The research published recently in Clinical Cardiology seems to suggest that while some patients with a predisposition for a stroke or heart attack can definitely benefit from taking aspirin, that isn’t always the case.

The study was performed by tracking the health of about 35000 patients which suffered from atherosclerosis. They were chosen because this condition narrows and thickens the arteries of patients, putting them at a much higher risk of having a heart attack or stroke.

What researchers found after analyzing the data was somewhat unexpected. While it is true that those in the study who were taking regular doses of aspirin were confirmed to have a lower chance of dying from a stroke, heart attack or any other heart disease, this was only true for a very specific group.

Only the participants who had already suffered a heart attack, stroke or any other disease related to the blood flow in their arteries did experience an improvement. The good news is that their chances of suffering a second, possibly fatal episode were lowered by an encouraging 19% if they were taking aspirin.

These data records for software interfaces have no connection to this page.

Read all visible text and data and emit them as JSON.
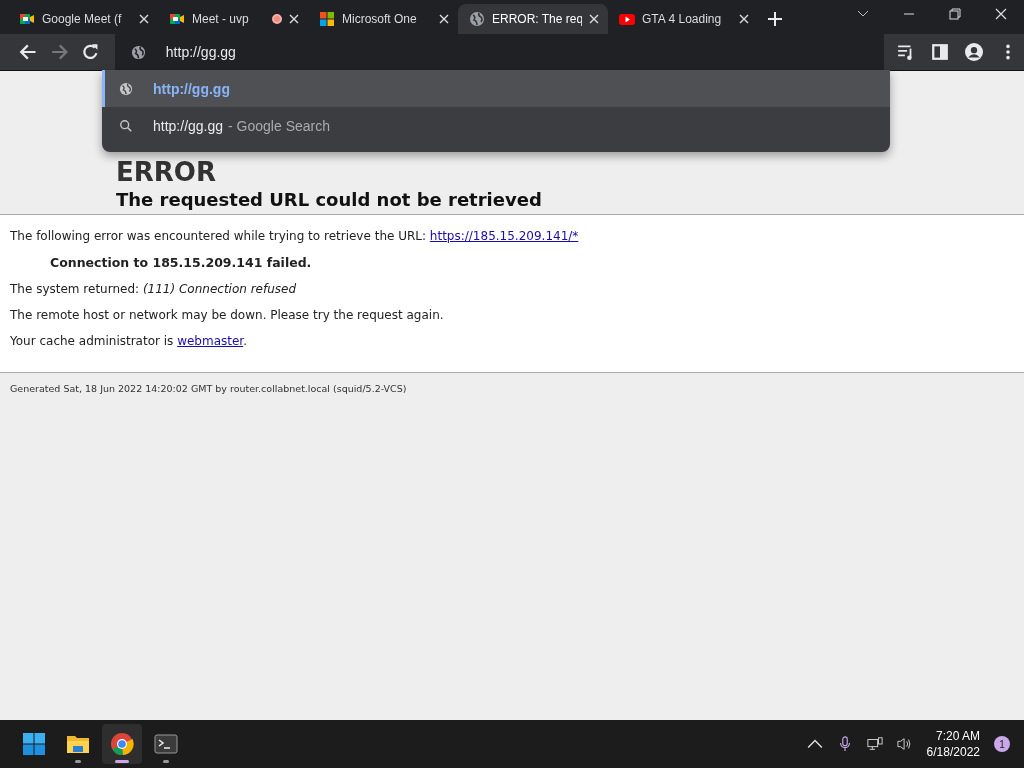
{
  "tabs": [
    {
      "kind": "meet",
      "title": "Google Meet (f",
      "recording": false,
      "selected": false
    },
    {
      "kind": "meet",
      "title": "Meet - uvp",
      "recording": true,
      "selected": false
    },
    {
      "kind": "tiles",
      "title": "Microsoft One",
      "recording": false,
      "selected": false
    },
    {
      "kind": "web",
      "title": "ERROR: The req",
      "recording": false,
      "selected": true
    },
    {
      "kind": "video",
      "title": "GTA 4 Loading",
      "recording": false,
      "selected": false
    }
  ],
  "omnibox": {
    "value": "http://gg.gg"
  },
  "suggestions": [
    {
      "kind": "url",
      "text": "http://gg.gg",
      "selected": true
    },
    {
      "kind": "search",
      "text": "http://gg.gg",
      "suffix": "- Google Search",
      "selected": false
    }
  ],
  "page": {
    "title": "ERROR",
    "heading": "The requested URL could not be retrieved",
    "intro": "The following error was encountered while trying to retrieve the URL:",
    "intro_link": "https://185.15.209.141/*",
    "failure": "Connection to 185.15.209.141 failed.",
    "returned": "The system returned:",
    "returned_detail": "(111) Connection refused",
    "advice": "The remote host or network may be down. Please try the request again.",
    "admin": "Your cache administrator is",
    "admin_link": "webmaster",
    "admin_end": ".",
    "footer": "Generated Sat, 18 Jun 2022 14:20:02 GMT by router.collabnet.local (squid/5.2-VCS)"
  },
  "taskbar": {
    "apps": [
      {
        "kind": "start",
        "running": false,
        "active": false
      },
      {
        "kind": "folder",
        "running": true,
        "active": false
      },
      {
        "kind": "chrome",
        "running": true,
        "active": true
      },
      {
        "kind": "terminal",
        "running": true,
        "active": false
      }
    ],
    "time": "7:20 AM",
    "date": "6/18/2022",
    "notifications": "1"
  }
}
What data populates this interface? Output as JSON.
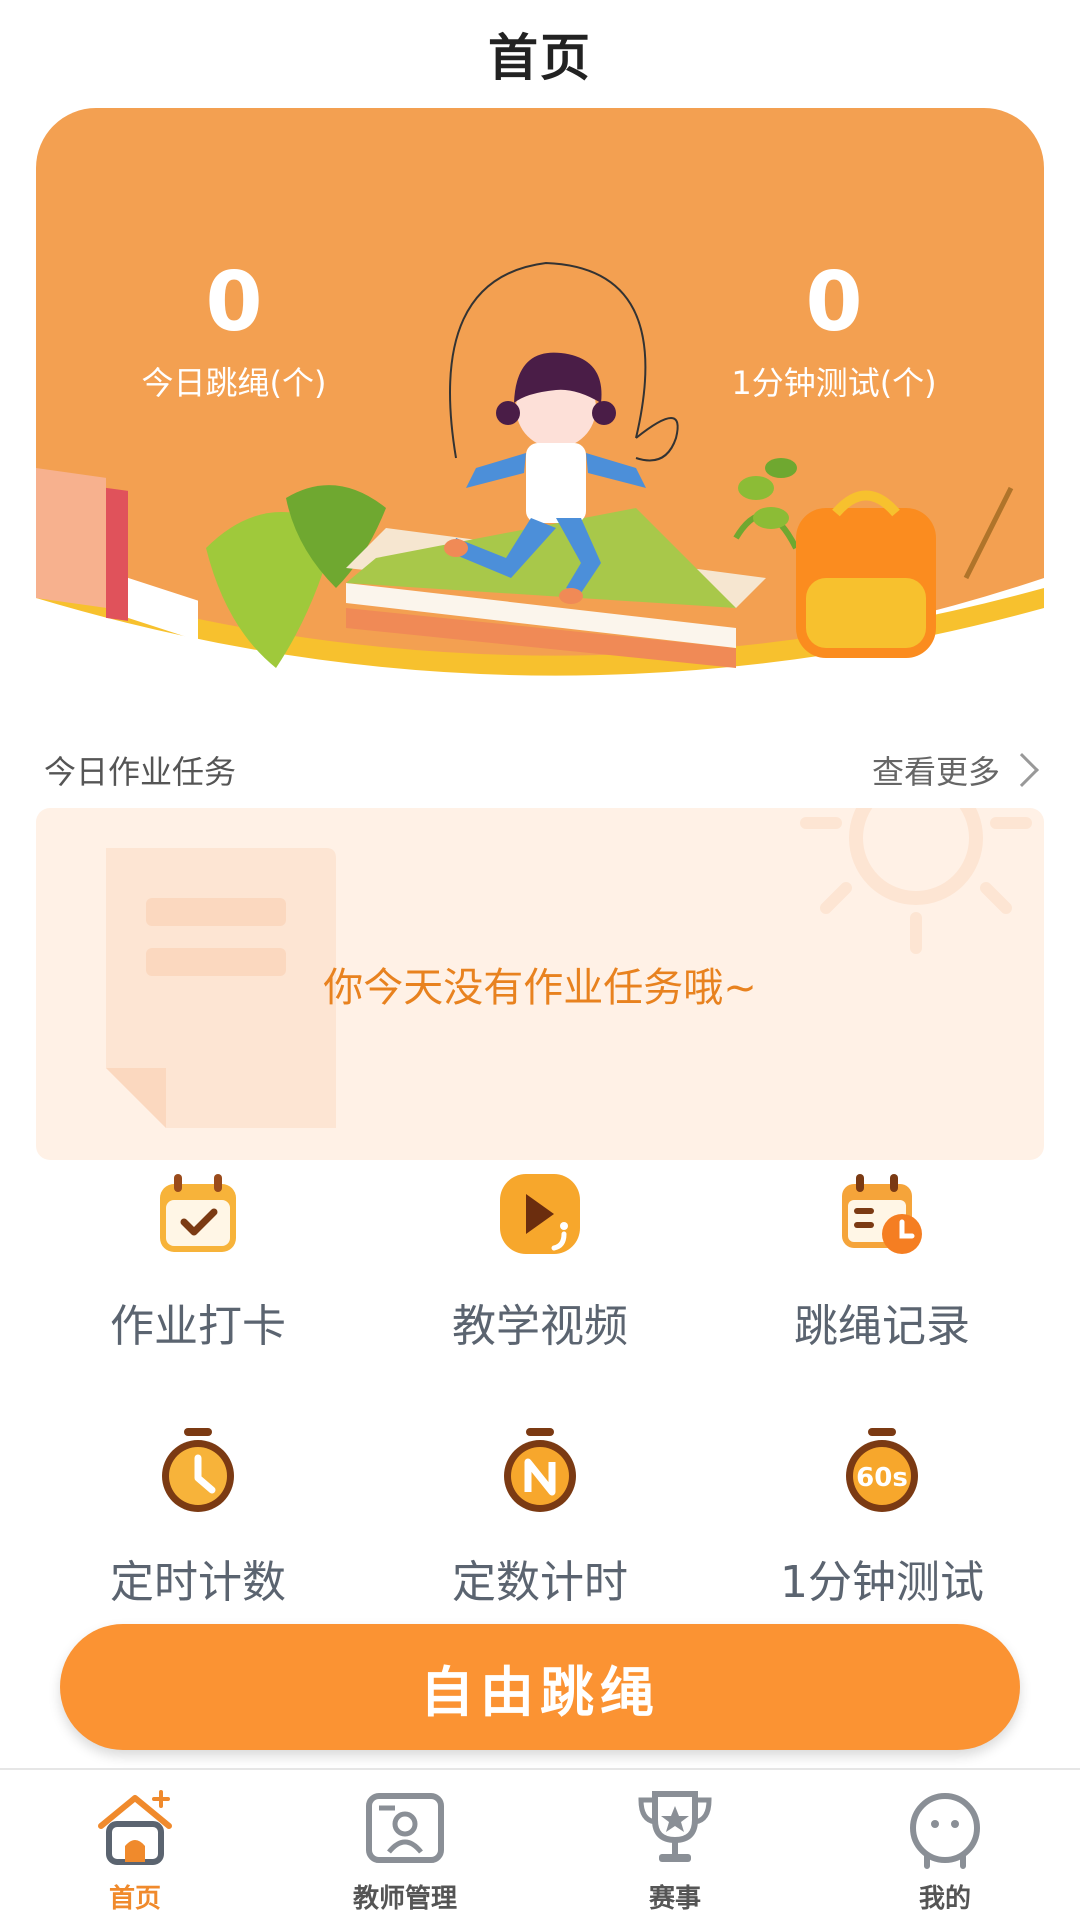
{
  "header": {
    "title": "首页"
  },
  "hero": {
    "left_stat": {
      "value": "0",
      "label": "今日跳绳(个)"
    },
    "right_stat": {
      "value": "0",
      "label": "1分钟测试(个)"
    }
  },
  "tasks": {
    "heading": "今日作业任务",
    "more_label": "查看更多",
    "empty_text": "你今天没有作业任务哦~"
  },
  "features": [
    {
      "label": "作业打卡",
      "icon": "calendar-check-icon"
    },
    {
      "label": "教学视频",
      "icon": "video-play-icon"
    },
    {
      "label": "跳绳记录",
      "icon": "calendar-clock-icon"
    },
    {
      "label": "定时计数",
      "icon": "stopwatch-icon"
    },
    {
      "label": "定数计时",
      "icon": "stopwatch-n-icon"
    },
    {
      "label": "1分钟测试",
      "icon": "stopwatch-60s-icon"
    }
  ],
  "primary_action": {
    "label": "自由跳绳"
  },
  "tabbar": {
    "items": [
      {
        "label": "首页",
        "icon": "home-icon",
        "active": true
      },
      {
        "label": "教师管理",
        "icon": "teacher-icon",
        "active": false
      },
      {
        "label": "赛事",
        "icon": "trophy-icon",
        "active": false
      },
      {
        "label": "我的",
        "icon": "profile-icon",
        "active": false
      }
    ]
  },
  "colors": {
    "accent": "#fb9333",
    "hero_bg": "#f3a051",
    "task_bg": "#fff1e6",
    "empty_text": "#e8821f",
    "tab_active": "#f08a2c"
  }
}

The odds remained the same, however, for those who had never experienced one of the aforementioned episodes, as the researchers could not find any change in their likelihood of suffering a heart attack, having a stroke or being diagnosed with a blood-related disease in the future.

The study wasn’t conclusive due to its purely observational nature, but the team points out that aspirin’s positive impact on those who had already suffered a heart attack or stroke may be due to the fact that the drug reduces the severity of future blood clots.

More research should be conducted to find out for certain whether aspirin can in fact help prevent heart attacks and strokes at a more generalized level. Meanwhile, those who have been taking aspirin may be experiencing side effects which deteriorate their health in other areas, so it is always advisable to be cautious when taking any medicine without a proven success rate.